If you’re a millennial, you know that the job market looks a lot different than it did for previous generations. Nowadays, more and more people are becoming independent contractors instead of employees. To understand the difference between the two, it’s important to look at both sides of the coin – the pros and cons of being employed versus working as an independent contractor
Let’s dive in and see what these differences really mean for your career.
Pros of Being an Employee
The main benefit of being an employee is the stability that comes with having a steady paycheque every month. As an employee, you are also likely to have benefits such as health insurance, vacation time, and retirement plans. Many employers even offer flexible hours or remote work options so you can better balance work with life demands like childcare or other responsibilities. There may also be opportunities for career growth and advancement within the company that can give you additional job satisfaction.
Pros of Being an Independent Contractor
Being an independent contractor gives you more freedom than being employed by someone else. You get to choose which jobs to take on and when, allowing you to pick projects that fit your skillset and interests best. You’re also in charge of setting your own rates and negotiating contracts with clients, giving you more control over how much money you make.
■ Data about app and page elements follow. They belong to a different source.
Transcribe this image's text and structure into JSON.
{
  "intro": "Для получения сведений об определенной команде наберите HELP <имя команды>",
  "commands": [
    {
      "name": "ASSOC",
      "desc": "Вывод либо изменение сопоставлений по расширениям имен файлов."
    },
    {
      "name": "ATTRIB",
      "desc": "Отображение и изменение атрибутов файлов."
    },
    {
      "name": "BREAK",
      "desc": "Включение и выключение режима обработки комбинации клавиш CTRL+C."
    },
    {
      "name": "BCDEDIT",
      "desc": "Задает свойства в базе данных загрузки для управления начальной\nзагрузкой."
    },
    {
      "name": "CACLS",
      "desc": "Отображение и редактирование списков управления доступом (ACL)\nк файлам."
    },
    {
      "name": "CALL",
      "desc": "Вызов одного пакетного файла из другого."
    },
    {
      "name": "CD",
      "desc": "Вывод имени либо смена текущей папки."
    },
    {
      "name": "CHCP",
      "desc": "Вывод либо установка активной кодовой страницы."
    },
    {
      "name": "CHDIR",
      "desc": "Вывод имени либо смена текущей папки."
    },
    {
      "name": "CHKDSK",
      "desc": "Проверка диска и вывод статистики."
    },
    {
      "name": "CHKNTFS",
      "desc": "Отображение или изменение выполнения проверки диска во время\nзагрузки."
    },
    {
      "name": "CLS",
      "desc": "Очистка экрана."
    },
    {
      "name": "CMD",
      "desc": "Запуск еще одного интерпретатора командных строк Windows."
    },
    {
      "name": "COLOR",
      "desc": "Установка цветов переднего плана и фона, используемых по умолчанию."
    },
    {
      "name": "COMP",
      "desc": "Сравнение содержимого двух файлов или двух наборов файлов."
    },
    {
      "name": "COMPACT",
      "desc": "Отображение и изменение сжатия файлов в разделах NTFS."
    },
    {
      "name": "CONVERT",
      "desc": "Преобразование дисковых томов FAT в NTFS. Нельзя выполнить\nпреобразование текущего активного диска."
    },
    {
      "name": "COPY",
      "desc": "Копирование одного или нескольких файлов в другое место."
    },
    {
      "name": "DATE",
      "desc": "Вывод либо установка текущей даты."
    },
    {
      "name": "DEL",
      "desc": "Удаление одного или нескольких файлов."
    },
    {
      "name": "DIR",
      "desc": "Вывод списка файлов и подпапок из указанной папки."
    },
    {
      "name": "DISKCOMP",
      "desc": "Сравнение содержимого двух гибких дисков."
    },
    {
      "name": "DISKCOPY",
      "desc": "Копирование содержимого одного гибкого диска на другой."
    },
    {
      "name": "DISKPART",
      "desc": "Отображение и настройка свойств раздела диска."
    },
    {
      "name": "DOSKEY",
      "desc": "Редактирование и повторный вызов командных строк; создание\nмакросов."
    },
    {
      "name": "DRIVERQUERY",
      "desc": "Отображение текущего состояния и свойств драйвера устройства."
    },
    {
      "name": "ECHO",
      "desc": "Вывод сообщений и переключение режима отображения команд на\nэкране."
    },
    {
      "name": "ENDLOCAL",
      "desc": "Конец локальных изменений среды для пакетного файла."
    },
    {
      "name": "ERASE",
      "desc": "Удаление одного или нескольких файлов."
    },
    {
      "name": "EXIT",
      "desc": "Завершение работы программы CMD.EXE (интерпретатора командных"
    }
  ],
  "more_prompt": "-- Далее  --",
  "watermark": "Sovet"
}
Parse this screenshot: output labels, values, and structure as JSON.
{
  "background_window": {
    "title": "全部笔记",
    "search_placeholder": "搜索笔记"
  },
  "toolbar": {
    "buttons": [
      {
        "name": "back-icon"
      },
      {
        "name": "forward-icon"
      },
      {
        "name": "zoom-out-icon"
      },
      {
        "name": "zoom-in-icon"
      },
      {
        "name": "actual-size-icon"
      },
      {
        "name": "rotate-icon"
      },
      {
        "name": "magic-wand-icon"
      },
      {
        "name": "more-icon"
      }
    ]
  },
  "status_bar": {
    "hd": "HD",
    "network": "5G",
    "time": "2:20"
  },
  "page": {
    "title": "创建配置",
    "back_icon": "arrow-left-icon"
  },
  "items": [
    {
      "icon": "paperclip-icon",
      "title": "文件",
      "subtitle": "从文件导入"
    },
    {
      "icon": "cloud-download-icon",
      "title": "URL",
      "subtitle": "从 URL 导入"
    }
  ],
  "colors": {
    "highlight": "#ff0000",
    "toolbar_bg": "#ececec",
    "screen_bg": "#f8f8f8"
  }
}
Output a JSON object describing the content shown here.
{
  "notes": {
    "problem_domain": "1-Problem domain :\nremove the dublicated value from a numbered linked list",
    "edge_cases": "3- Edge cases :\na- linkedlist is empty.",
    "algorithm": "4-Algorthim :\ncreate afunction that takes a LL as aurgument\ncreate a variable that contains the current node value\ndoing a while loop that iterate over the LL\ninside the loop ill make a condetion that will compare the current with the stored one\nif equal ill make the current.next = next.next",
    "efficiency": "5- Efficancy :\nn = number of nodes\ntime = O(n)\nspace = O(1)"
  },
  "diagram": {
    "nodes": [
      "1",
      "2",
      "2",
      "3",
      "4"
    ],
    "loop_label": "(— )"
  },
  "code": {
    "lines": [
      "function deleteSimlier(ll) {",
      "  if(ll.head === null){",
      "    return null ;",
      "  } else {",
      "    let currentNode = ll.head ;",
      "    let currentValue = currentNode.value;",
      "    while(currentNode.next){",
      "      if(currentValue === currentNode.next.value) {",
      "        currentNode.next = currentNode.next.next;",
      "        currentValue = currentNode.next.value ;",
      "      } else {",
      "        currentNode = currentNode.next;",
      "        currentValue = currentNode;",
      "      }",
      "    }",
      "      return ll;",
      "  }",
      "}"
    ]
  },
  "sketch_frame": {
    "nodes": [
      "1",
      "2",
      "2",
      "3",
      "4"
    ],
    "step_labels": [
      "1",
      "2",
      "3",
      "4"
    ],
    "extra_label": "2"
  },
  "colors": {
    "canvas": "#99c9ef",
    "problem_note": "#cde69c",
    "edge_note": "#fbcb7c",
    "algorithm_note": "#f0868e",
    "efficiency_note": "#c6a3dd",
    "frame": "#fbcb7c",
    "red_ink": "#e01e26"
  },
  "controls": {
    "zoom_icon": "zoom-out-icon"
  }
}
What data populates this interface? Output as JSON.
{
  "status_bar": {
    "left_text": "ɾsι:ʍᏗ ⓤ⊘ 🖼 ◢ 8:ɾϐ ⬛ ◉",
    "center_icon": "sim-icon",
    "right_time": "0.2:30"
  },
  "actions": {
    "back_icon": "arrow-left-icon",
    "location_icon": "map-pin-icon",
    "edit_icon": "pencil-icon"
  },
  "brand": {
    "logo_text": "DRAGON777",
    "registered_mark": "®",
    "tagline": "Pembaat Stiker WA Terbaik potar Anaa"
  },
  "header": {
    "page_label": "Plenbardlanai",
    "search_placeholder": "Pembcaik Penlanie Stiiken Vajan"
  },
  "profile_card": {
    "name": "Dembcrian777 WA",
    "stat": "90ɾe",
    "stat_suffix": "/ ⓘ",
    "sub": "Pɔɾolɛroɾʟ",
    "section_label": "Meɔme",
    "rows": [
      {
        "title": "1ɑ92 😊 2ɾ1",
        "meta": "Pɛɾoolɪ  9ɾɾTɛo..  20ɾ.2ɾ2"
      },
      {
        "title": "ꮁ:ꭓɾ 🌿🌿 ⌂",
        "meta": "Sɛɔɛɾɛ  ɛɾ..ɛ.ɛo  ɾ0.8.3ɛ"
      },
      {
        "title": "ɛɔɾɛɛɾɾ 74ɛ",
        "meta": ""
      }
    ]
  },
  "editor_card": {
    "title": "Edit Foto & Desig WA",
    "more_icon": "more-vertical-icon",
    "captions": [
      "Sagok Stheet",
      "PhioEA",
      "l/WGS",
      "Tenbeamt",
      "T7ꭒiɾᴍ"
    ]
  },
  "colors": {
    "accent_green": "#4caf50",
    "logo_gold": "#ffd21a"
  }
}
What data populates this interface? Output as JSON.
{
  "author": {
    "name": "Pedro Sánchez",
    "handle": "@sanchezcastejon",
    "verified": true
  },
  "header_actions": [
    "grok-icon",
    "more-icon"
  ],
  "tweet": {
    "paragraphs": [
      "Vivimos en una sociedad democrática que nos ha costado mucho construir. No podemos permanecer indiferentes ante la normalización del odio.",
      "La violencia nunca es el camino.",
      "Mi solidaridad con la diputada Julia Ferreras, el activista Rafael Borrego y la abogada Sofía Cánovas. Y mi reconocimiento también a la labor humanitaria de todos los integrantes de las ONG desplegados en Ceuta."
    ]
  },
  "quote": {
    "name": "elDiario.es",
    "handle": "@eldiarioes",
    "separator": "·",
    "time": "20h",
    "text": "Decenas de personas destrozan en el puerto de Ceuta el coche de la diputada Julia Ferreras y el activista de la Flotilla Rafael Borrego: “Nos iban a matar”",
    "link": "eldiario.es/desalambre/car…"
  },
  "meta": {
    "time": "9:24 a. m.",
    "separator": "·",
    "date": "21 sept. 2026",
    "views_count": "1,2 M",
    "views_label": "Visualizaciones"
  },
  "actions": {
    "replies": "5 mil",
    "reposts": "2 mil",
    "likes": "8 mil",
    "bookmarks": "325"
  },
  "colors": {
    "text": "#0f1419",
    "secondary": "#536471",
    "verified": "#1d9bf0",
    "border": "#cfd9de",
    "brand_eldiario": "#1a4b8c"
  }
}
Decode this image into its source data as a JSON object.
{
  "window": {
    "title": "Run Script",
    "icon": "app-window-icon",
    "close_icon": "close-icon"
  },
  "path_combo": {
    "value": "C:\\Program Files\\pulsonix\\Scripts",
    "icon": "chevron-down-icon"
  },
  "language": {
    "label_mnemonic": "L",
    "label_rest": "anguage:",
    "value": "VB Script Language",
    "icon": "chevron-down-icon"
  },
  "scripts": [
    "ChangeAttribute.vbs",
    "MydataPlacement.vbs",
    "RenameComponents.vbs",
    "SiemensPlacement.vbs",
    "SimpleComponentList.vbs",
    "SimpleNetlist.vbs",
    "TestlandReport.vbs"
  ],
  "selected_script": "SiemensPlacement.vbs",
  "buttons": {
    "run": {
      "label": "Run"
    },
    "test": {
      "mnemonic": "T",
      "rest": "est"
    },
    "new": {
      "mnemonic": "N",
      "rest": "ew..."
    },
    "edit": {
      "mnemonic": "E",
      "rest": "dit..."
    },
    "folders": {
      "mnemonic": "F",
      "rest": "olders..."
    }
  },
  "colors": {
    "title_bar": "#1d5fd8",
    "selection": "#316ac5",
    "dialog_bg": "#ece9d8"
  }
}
Plus, with no employer withholding taxes from your paycheques, you can often save more money in taxes by filing as an independent contractor rather than as an employee – and with so many options for self-employed home loans these days, many of the hurdles that used to exist for freelancers looking to settle down have been removed.
Cons of Being an Employee
The main downside of being employed by someone else is that there is usually less flexibility when it comes to working hours and taking time off for vacations or other personal reasons. As an employee, you’re also required to adhere to certain rules set forth by your employer – like dress codes or attendance policies, for example – that may not give you enough autonomy for your taste.
Lastly, depending on the workplace culture at your job, advancement opportunities may be limited due to a lack of diversity among upper management positions or senior roles reserved for those who have been employed there longest.
Cons of Being an Independent Contractor
Unfortunately, the trade-off for having more freedom as a contractor could come at the expense of some financial stability (at least initially) as it takes time to build up regular clients who will pay competitive rates for your services.
Additionally, since contractors don’t typically receive benefits like healthcare coverage or retirement plans through their employers (clients), they may need to purchase these items themselves if they don’t already have them in place prior to becoming self-employed.
Lastly, contractors are expected to handle their own taxes throughout the year, which can be tricky if they don’t have experience doing so beforehand.
There are both pros and cons associated with being either an independent contractor or a full-time employee; it just depends on what works best for each individual situation
Consider all aspects carefully before deciding which path is right for you – from financial considerations like tax breaks and benefits packages, through to lifestyle matters such as working hours, and all the way down to intangibles such as career growth opportunities or simply finding something that brings you joy!
With careful deliberation, anyone can make sure they’re picking the best option possible based on their unique needs. Good luck!